How to complete this task. Every line of the entries below that carries the string "default" should be copied.

Interface dataset entries:
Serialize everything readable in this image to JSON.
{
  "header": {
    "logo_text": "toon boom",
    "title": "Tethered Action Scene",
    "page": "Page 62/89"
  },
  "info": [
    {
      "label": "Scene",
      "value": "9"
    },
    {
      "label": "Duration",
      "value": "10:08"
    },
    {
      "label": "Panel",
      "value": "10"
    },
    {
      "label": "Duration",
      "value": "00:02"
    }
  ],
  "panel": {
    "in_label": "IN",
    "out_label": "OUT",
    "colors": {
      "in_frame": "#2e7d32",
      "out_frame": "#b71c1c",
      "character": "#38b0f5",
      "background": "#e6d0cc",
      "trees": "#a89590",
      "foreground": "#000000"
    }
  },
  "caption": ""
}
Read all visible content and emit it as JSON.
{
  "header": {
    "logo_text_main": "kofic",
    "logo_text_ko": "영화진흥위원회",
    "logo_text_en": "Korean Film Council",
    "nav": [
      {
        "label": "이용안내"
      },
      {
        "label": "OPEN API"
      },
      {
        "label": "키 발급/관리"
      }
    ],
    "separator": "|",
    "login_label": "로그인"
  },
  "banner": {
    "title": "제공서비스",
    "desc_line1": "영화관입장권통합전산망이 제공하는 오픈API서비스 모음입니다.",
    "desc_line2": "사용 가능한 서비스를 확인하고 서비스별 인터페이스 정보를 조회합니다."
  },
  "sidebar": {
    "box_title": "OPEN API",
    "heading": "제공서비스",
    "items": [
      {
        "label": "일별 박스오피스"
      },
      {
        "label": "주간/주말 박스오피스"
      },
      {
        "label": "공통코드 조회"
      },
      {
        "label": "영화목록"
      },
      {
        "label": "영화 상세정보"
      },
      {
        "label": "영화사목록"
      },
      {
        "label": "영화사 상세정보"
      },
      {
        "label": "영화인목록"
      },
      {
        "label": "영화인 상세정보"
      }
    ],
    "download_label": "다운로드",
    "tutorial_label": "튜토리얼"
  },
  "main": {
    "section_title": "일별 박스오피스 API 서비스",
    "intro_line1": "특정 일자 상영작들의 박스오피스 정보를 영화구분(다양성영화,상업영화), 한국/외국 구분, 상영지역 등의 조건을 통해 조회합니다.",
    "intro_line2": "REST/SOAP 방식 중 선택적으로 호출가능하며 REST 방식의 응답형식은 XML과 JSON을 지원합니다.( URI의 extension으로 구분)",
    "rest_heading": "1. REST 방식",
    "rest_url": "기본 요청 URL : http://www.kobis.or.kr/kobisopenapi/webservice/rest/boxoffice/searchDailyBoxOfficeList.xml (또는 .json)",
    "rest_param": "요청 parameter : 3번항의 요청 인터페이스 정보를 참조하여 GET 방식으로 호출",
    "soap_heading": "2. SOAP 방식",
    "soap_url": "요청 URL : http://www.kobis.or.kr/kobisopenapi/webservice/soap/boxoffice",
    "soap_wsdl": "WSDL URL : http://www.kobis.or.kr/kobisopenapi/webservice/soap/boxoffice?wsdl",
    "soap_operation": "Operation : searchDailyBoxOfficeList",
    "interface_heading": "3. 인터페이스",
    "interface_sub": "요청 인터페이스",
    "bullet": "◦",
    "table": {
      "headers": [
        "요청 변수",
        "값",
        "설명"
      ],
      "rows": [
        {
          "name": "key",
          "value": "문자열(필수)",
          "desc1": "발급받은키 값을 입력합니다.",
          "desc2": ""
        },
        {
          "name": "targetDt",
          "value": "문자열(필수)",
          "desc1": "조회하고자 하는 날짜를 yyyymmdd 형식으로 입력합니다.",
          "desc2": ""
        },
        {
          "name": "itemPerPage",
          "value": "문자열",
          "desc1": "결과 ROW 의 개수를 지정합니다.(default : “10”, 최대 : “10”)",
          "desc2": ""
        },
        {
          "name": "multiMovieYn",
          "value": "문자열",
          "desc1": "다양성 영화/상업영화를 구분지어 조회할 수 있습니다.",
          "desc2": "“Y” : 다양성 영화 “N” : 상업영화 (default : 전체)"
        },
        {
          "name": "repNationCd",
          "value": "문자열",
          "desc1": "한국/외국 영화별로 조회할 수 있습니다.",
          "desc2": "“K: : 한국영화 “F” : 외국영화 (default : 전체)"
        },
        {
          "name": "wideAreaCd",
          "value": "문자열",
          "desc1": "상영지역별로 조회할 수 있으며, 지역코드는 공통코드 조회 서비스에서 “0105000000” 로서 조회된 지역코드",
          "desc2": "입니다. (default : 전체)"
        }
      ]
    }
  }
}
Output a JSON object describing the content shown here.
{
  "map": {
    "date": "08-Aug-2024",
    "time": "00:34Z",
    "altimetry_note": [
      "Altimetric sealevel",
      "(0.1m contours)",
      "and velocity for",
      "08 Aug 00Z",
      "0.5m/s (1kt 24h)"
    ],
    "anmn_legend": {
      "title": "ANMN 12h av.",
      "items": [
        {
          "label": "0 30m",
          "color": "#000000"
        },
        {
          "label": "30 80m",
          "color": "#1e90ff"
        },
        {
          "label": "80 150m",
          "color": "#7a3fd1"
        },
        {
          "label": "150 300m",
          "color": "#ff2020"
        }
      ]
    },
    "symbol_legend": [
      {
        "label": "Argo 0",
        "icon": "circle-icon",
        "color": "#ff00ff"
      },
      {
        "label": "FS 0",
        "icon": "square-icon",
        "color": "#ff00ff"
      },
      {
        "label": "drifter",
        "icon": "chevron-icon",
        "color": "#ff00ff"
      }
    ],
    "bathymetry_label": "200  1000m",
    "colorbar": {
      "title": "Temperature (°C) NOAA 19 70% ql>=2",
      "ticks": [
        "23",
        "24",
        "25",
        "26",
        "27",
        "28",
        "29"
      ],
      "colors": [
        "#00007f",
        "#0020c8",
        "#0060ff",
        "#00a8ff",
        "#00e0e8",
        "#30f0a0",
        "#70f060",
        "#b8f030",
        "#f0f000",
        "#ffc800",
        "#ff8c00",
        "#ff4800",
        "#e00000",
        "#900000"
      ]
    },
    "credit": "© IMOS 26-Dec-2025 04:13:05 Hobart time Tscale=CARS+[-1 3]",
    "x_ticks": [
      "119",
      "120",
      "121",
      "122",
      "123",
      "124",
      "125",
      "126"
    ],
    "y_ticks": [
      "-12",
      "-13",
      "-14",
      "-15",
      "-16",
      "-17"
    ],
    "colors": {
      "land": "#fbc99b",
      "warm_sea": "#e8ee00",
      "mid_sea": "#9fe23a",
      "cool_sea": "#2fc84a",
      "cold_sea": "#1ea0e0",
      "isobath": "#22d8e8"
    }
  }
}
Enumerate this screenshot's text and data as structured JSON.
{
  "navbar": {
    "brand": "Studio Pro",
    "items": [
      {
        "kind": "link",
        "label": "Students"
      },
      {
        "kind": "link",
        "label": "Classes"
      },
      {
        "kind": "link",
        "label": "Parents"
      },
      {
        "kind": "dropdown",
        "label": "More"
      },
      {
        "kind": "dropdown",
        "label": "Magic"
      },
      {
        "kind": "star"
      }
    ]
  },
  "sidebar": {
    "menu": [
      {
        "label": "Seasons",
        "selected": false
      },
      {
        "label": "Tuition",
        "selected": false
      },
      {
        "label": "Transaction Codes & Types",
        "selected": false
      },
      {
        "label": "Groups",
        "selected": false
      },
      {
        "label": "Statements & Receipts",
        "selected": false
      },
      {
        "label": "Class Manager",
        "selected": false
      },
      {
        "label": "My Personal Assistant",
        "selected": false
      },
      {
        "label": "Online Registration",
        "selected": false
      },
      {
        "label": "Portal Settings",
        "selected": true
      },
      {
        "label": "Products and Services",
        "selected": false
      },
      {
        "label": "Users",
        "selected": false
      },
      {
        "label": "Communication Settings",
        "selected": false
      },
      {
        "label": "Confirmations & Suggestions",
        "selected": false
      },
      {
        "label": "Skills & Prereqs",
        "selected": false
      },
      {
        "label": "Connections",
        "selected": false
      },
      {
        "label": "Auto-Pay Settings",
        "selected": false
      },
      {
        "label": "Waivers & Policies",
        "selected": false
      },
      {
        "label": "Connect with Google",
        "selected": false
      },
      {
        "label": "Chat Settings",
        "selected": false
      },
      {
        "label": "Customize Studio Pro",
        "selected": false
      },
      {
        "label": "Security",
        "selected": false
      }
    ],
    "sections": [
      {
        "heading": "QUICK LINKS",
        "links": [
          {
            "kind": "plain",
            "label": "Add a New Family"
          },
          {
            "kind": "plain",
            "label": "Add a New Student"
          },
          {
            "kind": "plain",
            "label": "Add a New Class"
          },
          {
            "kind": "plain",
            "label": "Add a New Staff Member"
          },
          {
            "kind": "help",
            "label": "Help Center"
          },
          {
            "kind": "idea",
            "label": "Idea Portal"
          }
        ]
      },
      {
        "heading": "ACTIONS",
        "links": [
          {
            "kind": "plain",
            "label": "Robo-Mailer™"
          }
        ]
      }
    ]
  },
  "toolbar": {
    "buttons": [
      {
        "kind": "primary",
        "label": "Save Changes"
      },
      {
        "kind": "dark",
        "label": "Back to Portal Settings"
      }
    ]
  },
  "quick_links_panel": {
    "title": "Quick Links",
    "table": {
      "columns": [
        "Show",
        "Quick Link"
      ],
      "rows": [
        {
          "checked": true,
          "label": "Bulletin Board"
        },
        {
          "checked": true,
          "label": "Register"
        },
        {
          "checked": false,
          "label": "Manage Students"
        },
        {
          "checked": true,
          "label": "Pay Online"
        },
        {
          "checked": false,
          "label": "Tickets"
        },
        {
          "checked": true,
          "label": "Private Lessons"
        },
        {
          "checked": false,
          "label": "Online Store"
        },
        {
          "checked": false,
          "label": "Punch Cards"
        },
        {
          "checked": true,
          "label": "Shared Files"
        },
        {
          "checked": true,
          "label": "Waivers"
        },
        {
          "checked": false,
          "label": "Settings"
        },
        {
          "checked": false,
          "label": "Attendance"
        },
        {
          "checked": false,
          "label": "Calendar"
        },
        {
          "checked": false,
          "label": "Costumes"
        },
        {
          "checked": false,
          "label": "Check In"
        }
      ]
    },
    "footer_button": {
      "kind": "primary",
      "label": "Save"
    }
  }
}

Answer space.
          "desc1": "결과 ROW 의 개수를 지정합니다.(default : “10”, 최대 : “10”)",
          "desc2": "“Y” : 다양성 영화 “N” : 상업영화 (default : 전체)"
          "desc2": "“K: : 한국영화 “F” : 외국영화 (default : 전체)"
          "desc2": "입니다. (default : 전체)"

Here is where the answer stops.